▶ Requirement: Below is a block of records: output all of them exactly and leave out the pictures.
─── Record excerpts ───
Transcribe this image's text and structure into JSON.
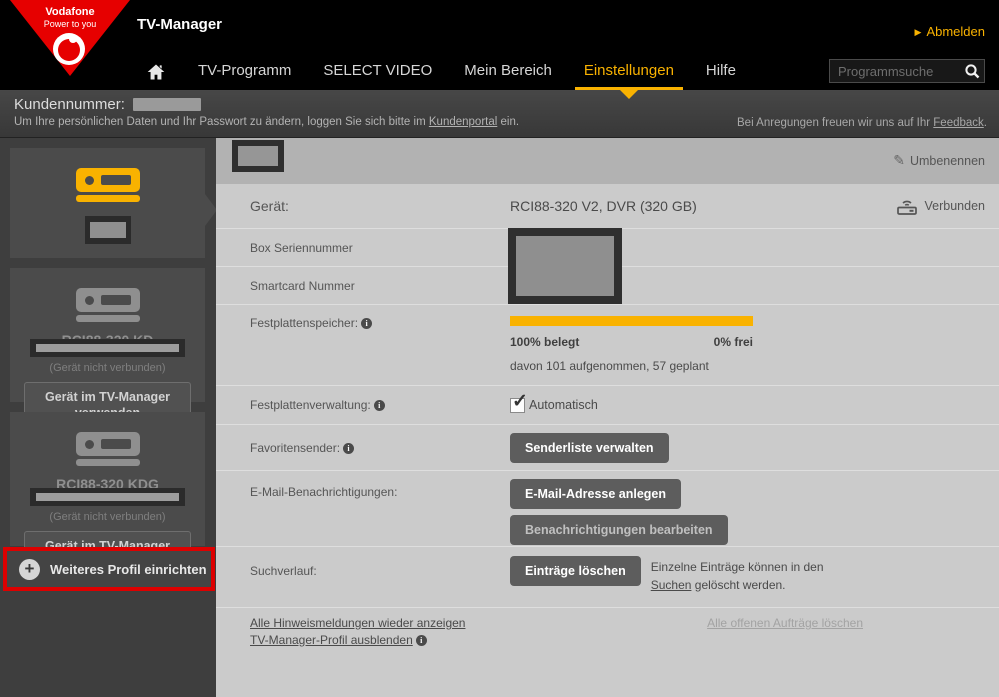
{
  "colors": {
    "accent": "#f9b200",
    "brand_red": "#e60000",
    "highlight_red": "#dd0000",
    "header_bg": "#000000",
    "content_bg": "#cbcbcb"
  },
  "icons": {
    "info": "i",
    "pencil": "✎",
    "check": "✓",
    "plus": "+",
    "arrow_right": "▶"
  },
  "header": {
    "logo": {
      "brand": "Vodafone",
      "tagline": "Power to you"
    },
    "app_title": "TV-Manager",
    "logout_label": "Abmelden",
    "nav": [
      {
        "label": "TV-Programm"
      },
      {
        "label": "SELECT VIDEO"
      },
      {
        "label": "Mein Bereich"
      },
      {
        "label": "Einstellungen"
      },
      {
        "label": "Hilfe"
      }
    ],
    "search_placeholder": "Programmsuche"
  },
  "subheader": {
    "customer_label": "Kundennummer:",
    "info_text_before": "Um Ihre persönlichen Daten und Ihr Passwort zu ändern, loggen Sie sich bitte im",
    "info_link": "Kundenportal",
    "info_text_after": "ein.",
    "feedback_text_before": "Bei Anregungen freuen wir uns auf Ihr",
    "feedback_link": "Feedback",
    "feedback_text_after": "."
  },
  "sidebar": {
    "devices": [
      {
        "selected": true
      },
      {
        "model": "RCI88-320 KD",
        "status": "(Gerät nicht verbunden)",
        "action_label": "Gerät im TV-Manager verwenden"
      },
      {
        "model": "RCI88-320 KDG",
        "status": "(Gerät nicht verbunden)",
        "action_label": "Gerät im TV-Manager verwenden"
      }
    ],
    "add_profile_label": "Weiteres Profil einrichten"
  },
  "content": {
    "rename_label": "Umbenennen",
    "geraet_label": "Gerät:",
    "geraet_value": "RCI88-320 V2, DVR (320 GB)",
    "connected_label": "Verbunden",
    "serial_label": "Box Seriennummer",
    "smartcard_label": "Smartcard Nummer",
    "storage": {
      "label": "Festplattenspeicher:",
      "percent_used": 100,
      "used_label": "100% belegt",
      "free_label": "0% frei",
      "detail": "davon 101 aufgenommen, 57 geplant"
    },
    "management": {
      "label": "Festplattenverwaltung:",
      "checkbox_label": "Automatisch",
      "checked": true
    },
    "favorites": {
      "label": "Favoritensender:",
      "button_label": "Senderliste verwalten"
    },
    "email": {
      "label": "E-Mail-Benachrichtigungen:",
      "button_create_label": "E-Mail-Adresse anlegen",
      "button_edit_label": "Benachrichtigungen bearbeiten"
    },
    "search_history": {
      "label": "Suchverlauf:",
      "button_label": "Einträge löschen",
      "note_before": "Einzelne Einträge können in den",
      "note_link": "Suchen",
      "note_after": "gelöscht werden."
    },
    "footer_links": {
      "show_hints": "Alle Hinweismeldungen wieder anzeigen",
      "hide_profile": "TV-Manager-Profil ausblenden",
      "delete_jobs": "Alle offenen Aufträge löschen"
    }
  }
}
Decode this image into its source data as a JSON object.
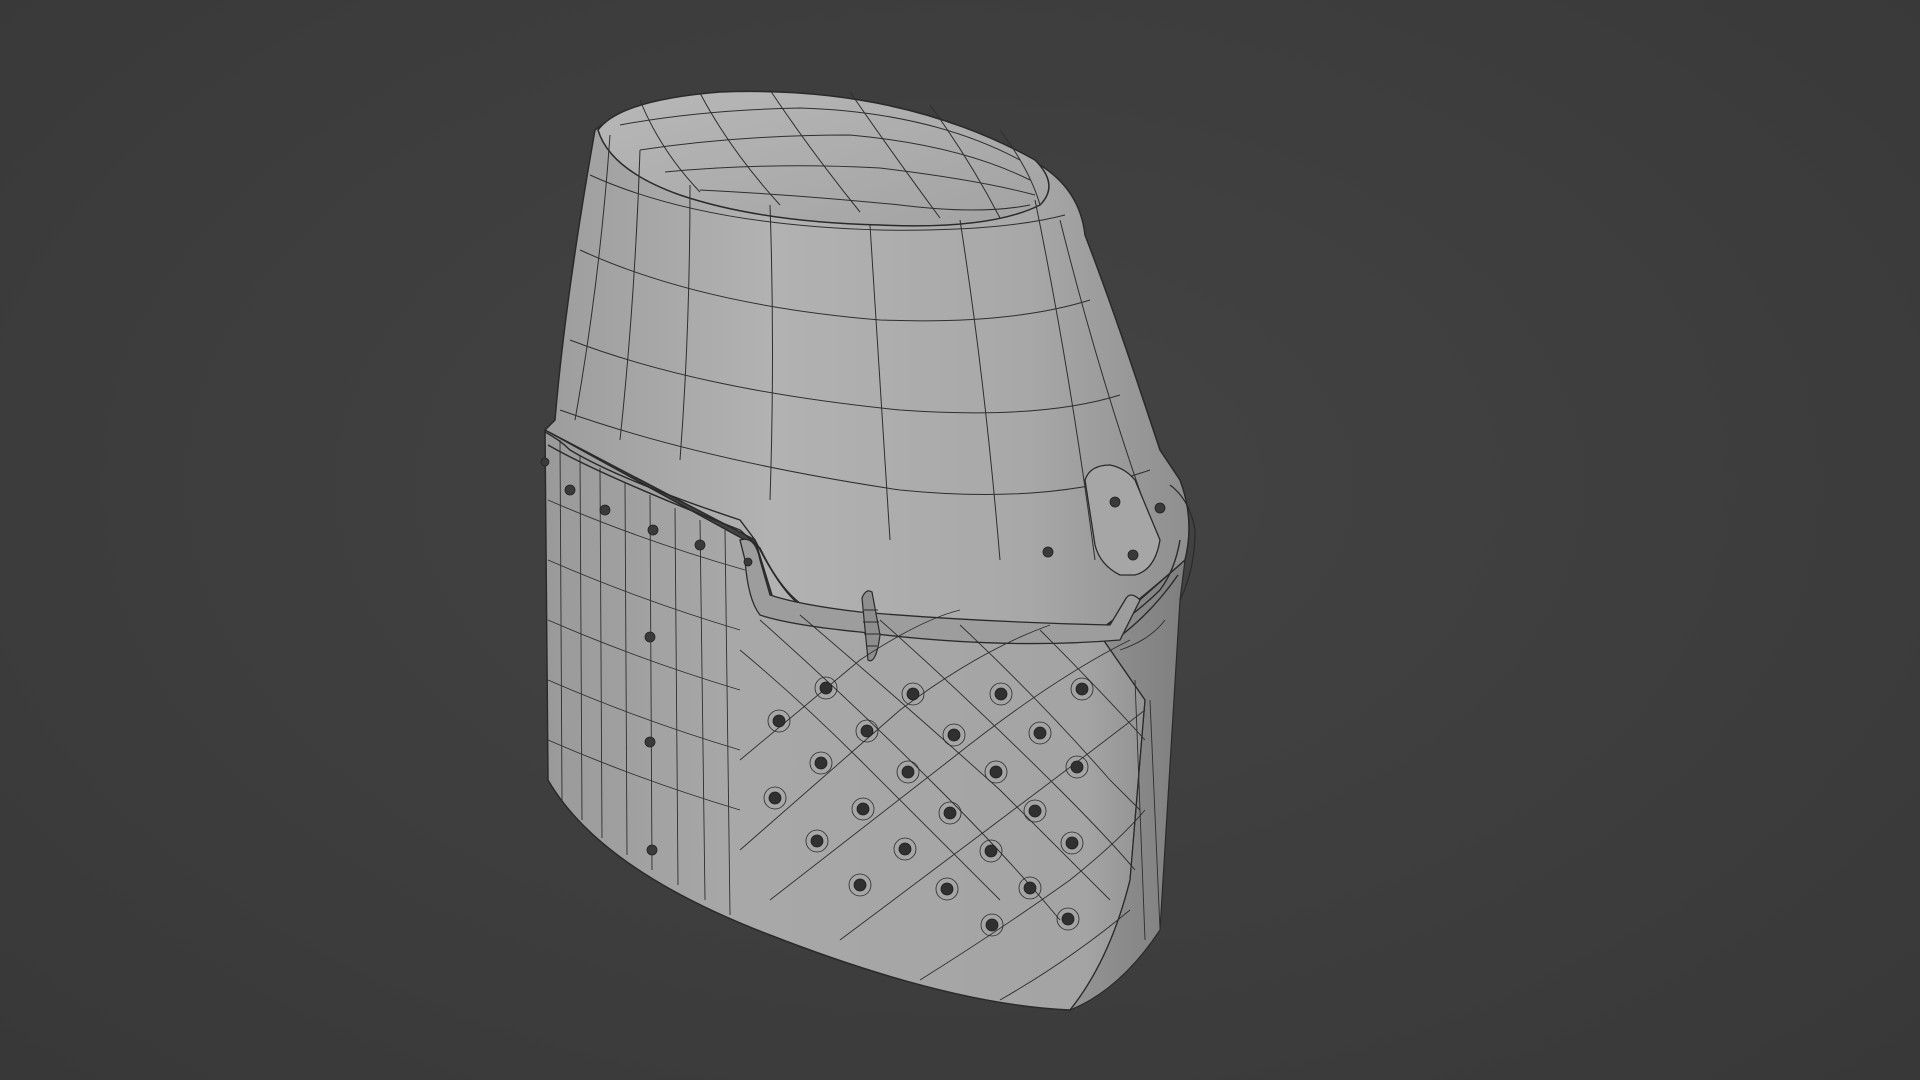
{
  "viewport": {
    "background_color": "#3e3e3e",
    "mode": "solid-wireframe"
  },
  "object": {
    "kind": "great-helm-mesh",
    "surface_color": "#a9a9a9",
    "wire_color": "#2a2a2a",
    "rivet_color": "#3a3a3a"
  }
}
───
▶ Result:
Transcribe this image's text and structure into JSON.
{
  "colors": {
    "accent": "#f9b200",
    "brand_red": "#e60000",
    "highlight_red": "#dd0000",
    "header_bg": "#000000",
    "content_bg": "#cbcbcb"
  },
  "icons": {
    "info": "i",
    "pencil": "✎",
    "check": "✓",
    "plus": "+",
    "arrow_right": "▶"
  },
  "header": {
    "logo": {
      "brand": "Vodafone",
      "tagline": "Power to you"
    },
    "app_title": "TV-Manager",
    "logout_label": "Abmelden",
    "nav": [
      {
        "label": "TV-Programm"
      },
      {
        "label": "SELECT VIDEO"
      },
      {
        "label": "Mein Bereich"
      },
      {
        "label": "Einstellungen"
      },
      {
        "label": "Hilfe"
      }
    ],
    "search_placeholder": "Programmsuche"
  },
  "subheader": {
    "customer_label": "Kundennummer:",
    "info_text_before": "Um Ihre persönlichen Daten und Ihr Passwort zu ändern, loggen Sie sich bitte im",
    "info_link": "Kundenportal",
    "info_text_after": "ein.",
    "feedback_text_before": "Bei Anregungen freuen wir uns auf Ihr",
    "feedback_link": "Feedback",
    "feedback_text_after": "."
  },
  "sidebar": {
    "devices": [
      {
        "selected": true
      },
      {
        "model": "RCI88-320 KD",
        "status": "(Gerät nicht verbunden)",
        "action_label": "Gerät im TV-Manager verwenden"
      },
      {
        "model": "RCI88-320 KDG",
        "status": "(Gerät nicht verbunden)",
        "action_label": "Gerät im TV-Manager verwenden"
      }
    ],
    "add_profile_label": "Weiteres Profil einrichten"
  },
  "content": {
    "rename_label": "Umbenennen",
    "geraet_label": "Gerät:",
    "geraet_value": "RCI88-320 V2, DVR (320 GB)",
    "connected_label": "Verbunden",
    "serial_label": "Box Seriennummer",
    "smartcard_label": "Smartcard Nummer",
    "storage": {
      "label": "Festplattenspeicher:",
      "percent_used": 100,
      "used_label": "100% belegt",
      "free_label": "0% frei",
      "detail": "davon 101 aufgenommen, 57 geplant"
    },
    "management": {
      "label": "Festplattenverwaltung:",
      "checkbox_label": "Automatisch",
      "checked": true
    },
    "favorites": {
      "label": "Favoritensender:",
      "button_label": "Senderliste verwalten"
    },
    "email": {
      "label": "E-Mail-Benachrichtigungen:",
      "button_create_label": "E-Mail-Adresse anlegen",
      "button_edit_label": "Benachrichtigungen bearbeiten"
    },
    "search_history": {
      "label": "Suchverlauf:",
      "button_label": "Einträge löschen",
      "note_before": "Einzelne Einträge können in den",
      "note_link": "Suchen",
      "note_after": "gelöscht werden."
    },
    "footer_links": {
      "show_hints": "Alle Hinweismeldungen wieder anzeigen",
      "hide_profile": "TV-Manager-Profil ausblenden",
      "delete_jobs": "Alle offenen Aufträge löschen"
    }
  }
}
Decode this image into its source data as a JSON object.
{
  "viewport": {
    "background_color": "#3e3e3e",
    "mode": "solid-wireframe"
  },
  "object": {
    "kind": "great-helm-mesh",
    "surface_color": "#a9a9a9",
    "wire_color": "#2a2a2a",
    "rivet_color": "#3a3a3a"
  }
}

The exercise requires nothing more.